By Richard P. Holm M.D

If you ask any of us who were on the DeSmet High School football team of 1966, we will tell you about how hard we played, the joy of our teamwork, our lasting friendships, and, of course, about our winning record. But I have come to realize now how foolish I was to repeatedly lower my head and use it as a battering ram hitting my opponents with everything I had.

Although contact sports are so much an enjoyable part of our modern life, we are finally coming to realize the danger such games can cause to the heads of the players. Nearly one and a half million head injuries occur in the United States each year and 20% or more of these are sports related. Researchers show that in football, soccer, and ice hockey, every season around 50% of the athletes experience some kind of concussion symptoms following a hit to the head.

What is worse news, research has revealed that once a concussion happens, that individual is very susceptible to permanent brain injury after a second-impact. Like playing on a twisted ankle, it’s the second hit that does the real damage.

It is a scientific fact that head trauma can result in subtle neuro-cognitive loss and later even chronic progressive brain disease and mental illness. One well-known example is the boxer Mohammed Ali who struggles with Parkinson’s disease, the likely consequence of repeated head trauma.

So how do we protect the brains of our youth? We should start by teaching players, couches, and parents to recognize the symptoms of concussion. If head trauma results in a headache, dizziness or imbalance, nausea or vomiting, any confusion, double vision, memory loss, sleep disturbance, emotional change, intolerance to loud noise or bright lights, or especially any hint of loss of consciousness, then there has been, by definition, a concussion. More on this at

Any athlete with such an experience should immediately stop playing, especially in order to prevent the second impact syndrome. Medical professionals should direct any athlete, who experiences concussion not to return to contact play until they experience one completely symptom-free week.

It is better to miss one game than be brain injured for a lifetime.

The miracle of the tube

By Richard P. Holm, M.D.

By the 16th day after conception, the human embryo has grown into a hollow ball of cells. Then a fold develops on the underside of the sphere, and it pushes inward until the sides wrap around the bend and become a cylinder that starts at a primitive head and extends down to what looks like a tail.

The resulting pipe is called the primitive gut, and it is evolving into what later will become the mouth, esophagus, stomach, and both the small and large intestines. Eventually this tube will extend about 26 feet from lips to anus. During development, pouches budding out from this food tube will also form the lungs, liver, gallbladder, and pancreas.

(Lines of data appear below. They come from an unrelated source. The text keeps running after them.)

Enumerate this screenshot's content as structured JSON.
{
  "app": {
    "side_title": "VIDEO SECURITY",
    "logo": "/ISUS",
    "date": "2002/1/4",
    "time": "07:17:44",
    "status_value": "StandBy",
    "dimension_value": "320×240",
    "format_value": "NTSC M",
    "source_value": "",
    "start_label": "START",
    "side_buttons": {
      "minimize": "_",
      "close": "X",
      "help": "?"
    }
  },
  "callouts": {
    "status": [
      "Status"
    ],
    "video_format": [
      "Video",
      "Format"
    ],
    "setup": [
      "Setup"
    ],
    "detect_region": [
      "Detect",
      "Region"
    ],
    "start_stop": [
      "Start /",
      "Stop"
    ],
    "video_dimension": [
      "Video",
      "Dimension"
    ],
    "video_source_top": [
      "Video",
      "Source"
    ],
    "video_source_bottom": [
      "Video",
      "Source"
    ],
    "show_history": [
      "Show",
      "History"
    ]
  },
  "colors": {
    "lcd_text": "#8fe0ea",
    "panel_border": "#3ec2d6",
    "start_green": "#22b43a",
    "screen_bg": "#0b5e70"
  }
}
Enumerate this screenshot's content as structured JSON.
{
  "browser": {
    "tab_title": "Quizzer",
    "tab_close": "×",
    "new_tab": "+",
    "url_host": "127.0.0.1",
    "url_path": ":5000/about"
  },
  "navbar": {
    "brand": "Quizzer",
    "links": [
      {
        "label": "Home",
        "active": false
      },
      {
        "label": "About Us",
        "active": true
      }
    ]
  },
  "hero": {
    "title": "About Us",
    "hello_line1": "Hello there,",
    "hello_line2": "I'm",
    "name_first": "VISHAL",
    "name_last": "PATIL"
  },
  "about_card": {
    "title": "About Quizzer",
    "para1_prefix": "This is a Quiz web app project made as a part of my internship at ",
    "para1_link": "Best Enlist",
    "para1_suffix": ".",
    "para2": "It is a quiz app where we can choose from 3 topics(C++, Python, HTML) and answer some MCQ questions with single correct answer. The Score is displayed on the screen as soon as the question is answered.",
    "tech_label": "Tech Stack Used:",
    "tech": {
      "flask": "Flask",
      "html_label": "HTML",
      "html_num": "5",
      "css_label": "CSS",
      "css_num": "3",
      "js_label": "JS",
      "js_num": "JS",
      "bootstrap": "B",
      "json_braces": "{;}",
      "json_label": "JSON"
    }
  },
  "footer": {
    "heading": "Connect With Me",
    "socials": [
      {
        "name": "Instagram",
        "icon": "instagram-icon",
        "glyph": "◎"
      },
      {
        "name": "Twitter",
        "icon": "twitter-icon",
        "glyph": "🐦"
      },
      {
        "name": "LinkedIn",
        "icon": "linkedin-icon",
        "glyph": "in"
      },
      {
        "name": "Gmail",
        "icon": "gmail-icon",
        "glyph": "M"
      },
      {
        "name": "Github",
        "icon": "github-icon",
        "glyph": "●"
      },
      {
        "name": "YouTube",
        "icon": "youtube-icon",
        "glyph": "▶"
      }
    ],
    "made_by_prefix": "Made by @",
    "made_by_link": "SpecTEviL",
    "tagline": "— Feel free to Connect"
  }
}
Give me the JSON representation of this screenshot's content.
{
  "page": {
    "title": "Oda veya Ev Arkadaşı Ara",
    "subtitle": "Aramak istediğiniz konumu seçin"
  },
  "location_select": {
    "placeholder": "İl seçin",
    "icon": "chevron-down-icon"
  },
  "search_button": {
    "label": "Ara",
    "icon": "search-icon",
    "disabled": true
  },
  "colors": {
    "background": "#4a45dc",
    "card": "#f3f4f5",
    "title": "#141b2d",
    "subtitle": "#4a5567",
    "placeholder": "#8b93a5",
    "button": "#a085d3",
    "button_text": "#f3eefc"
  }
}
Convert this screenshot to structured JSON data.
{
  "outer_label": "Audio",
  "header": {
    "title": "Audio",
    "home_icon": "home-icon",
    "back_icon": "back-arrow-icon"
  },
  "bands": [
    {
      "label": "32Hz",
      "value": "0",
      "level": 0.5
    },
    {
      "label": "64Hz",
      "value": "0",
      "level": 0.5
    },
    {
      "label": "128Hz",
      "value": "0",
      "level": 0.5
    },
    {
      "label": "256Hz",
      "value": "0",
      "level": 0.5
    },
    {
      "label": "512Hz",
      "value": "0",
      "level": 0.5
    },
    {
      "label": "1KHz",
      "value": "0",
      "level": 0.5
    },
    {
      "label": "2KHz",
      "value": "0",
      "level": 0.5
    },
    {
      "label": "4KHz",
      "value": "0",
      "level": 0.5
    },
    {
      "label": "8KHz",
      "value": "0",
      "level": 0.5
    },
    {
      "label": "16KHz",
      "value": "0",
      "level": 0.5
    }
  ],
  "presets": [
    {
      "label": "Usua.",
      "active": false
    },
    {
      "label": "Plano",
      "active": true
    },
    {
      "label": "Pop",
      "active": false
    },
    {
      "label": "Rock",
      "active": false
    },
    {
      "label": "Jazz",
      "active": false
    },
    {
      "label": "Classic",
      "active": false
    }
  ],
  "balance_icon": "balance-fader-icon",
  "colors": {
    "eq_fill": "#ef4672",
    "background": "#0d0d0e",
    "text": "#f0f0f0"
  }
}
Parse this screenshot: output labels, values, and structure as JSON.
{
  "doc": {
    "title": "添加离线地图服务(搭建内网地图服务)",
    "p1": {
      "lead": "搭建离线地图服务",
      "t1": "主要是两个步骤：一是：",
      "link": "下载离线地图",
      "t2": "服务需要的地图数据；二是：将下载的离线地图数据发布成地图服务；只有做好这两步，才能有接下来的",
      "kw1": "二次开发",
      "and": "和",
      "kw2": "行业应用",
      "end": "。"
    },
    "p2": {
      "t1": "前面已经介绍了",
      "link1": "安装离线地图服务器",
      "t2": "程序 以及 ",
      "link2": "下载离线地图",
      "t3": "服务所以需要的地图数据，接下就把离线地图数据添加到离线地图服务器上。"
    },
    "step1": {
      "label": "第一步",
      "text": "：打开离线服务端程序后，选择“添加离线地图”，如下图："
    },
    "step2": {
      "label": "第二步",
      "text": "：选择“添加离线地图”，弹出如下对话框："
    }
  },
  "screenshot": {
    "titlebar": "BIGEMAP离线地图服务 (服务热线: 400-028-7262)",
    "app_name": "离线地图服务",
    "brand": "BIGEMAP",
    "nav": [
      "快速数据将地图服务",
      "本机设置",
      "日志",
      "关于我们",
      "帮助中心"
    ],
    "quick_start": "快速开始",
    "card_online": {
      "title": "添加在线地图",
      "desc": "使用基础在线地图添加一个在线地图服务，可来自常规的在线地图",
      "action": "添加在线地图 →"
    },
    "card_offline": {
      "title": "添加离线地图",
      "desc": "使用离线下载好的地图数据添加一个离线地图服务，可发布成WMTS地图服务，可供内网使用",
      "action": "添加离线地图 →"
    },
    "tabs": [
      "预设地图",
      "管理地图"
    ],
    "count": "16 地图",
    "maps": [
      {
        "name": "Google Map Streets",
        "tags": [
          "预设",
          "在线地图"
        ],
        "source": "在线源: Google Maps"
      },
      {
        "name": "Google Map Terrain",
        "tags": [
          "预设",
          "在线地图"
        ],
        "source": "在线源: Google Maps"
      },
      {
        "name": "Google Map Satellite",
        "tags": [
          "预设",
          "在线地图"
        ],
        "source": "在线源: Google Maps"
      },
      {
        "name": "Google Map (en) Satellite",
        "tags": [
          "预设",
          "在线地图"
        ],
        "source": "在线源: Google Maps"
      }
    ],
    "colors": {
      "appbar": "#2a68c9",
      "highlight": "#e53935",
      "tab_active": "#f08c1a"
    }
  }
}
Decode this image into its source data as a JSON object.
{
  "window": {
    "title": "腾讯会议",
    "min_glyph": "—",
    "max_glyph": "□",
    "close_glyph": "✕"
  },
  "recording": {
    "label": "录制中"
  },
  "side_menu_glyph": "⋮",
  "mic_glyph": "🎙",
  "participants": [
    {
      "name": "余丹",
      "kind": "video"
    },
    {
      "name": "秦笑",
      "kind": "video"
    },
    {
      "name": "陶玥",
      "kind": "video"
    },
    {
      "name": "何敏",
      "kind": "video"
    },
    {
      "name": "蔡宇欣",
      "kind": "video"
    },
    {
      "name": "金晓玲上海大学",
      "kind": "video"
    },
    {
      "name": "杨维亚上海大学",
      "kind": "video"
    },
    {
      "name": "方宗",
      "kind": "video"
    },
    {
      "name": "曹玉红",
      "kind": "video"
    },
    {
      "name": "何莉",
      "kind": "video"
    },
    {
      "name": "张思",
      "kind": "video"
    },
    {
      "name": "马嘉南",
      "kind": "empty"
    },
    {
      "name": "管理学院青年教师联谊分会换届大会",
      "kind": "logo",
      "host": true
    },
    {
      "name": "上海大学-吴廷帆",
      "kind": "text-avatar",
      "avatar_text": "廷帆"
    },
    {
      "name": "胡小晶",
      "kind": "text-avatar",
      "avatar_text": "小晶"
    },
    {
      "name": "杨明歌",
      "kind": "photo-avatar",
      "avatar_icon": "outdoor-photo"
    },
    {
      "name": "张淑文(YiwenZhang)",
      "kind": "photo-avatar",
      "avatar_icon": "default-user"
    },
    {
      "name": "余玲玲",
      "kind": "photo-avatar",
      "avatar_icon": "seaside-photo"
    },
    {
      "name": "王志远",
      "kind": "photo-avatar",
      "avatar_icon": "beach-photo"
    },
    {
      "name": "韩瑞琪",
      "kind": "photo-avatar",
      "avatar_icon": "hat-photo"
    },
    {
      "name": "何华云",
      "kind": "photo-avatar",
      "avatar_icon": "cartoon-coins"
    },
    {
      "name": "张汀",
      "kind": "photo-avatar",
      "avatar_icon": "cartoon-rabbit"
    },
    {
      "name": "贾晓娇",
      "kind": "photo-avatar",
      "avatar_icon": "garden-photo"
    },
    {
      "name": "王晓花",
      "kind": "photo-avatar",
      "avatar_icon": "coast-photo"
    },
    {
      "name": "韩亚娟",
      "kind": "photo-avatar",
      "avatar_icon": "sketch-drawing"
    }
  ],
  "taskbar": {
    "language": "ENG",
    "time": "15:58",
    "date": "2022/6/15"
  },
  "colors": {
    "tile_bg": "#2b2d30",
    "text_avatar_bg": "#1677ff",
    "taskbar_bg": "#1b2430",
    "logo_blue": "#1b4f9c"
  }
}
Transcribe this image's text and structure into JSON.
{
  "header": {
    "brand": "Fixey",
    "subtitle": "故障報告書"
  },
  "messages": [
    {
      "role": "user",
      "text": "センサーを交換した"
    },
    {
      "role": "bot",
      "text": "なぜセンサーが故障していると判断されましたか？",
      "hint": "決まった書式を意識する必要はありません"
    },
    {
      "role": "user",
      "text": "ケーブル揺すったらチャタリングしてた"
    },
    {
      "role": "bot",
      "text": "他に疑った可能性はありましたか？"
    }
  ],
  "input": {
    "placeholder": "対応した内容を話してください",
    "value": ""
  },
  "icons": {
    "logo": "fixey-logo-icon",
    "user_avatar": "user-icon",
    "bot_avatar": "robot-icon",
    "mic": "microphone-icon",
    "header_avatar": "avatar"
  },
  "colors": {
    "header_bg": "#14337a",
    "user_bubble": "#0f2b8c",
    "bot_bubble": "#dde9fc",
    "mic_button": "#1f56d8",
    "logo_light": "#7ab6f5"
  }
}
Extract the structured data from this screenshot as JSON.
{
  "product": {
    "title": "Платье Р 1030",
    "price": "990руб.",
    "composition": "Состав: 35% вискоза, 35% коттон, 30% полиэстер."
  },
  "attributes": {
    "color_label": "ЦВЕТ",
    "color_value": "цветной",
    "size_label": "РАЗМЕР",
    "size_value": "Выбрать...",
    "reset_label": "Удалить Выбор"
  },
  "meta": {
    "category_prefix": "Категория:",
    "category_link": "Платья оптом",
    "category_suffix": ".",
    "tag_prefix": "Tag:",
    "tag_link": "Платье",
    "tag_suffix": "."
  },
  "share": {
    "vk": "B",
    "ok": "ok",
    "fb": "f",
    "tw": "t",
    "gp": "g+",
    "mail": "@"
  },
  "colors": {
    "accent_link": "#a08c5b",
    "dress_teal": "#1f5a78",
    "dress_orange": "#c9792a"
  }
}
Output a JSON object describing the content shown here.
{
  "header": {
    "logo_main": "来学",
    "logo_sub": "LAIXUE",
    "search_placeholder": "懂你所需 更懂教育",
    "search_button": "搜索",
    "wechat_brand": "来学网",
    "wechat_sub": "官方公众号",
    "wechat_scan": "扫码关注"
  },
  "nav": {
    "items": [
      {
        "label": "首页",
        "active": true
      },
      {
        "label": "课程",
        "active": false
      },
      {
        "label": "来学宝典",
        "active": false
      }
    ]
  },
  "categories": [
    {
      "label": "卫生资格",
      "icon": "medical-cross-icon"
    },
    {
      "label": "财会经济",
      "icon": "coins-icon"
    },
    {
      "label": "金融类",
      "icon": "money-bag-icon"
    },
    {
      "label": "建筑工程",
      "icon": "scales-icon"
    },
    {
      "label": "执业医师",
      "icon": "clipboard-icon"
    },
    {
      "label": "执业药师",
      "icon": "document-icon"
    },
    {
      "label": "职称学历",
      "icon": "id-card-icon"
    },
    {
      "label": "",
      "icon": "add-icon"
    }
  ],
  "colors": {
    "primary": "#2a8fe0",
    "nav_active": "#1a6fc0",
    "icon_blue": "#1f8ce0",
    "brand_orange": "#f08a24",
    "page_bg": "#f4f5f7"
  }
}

Once the embryo fully develops and is born, the gastrointestinal (or GI) tract begins performing the marvelous act of digestion. When food is shoved into the mouth, it is gummed or chewed until the tongue pushes it down. Food is swallowed as a small ball – doctors call it a bolus – and it passes the entrance to the lungs where a fleshy a trapdoor called the epiglottis protects the lungs and helps move the food into the esophagus.

The esophagus is a toothpaste-tube-type apparatus that moves the bolus into the stomach. There, acid not only helps break down the food, but it also kills most of the microorganisms that enter with food. Now liquefied, food then moves into the small intestine where tiny, shag-carpet-like fingers provide a surface area that’s about the same size as a football field. All that space is needed, and those tiny fingers work together to absorb nutrients.

The leftover liquid material finally moves to the large intestine, or colon, and this organ works mainly to reclaim water. The colon also harbors colonies of good bacteria that work on the leftover material and produce an important vitamin. That vitamin subsequently is absorbed and the body uses it to prevent bleeding.

The tube from lips to anus may not receive the respect it deserves, but it is an engineering masterpiece that humbly nourishes our lives.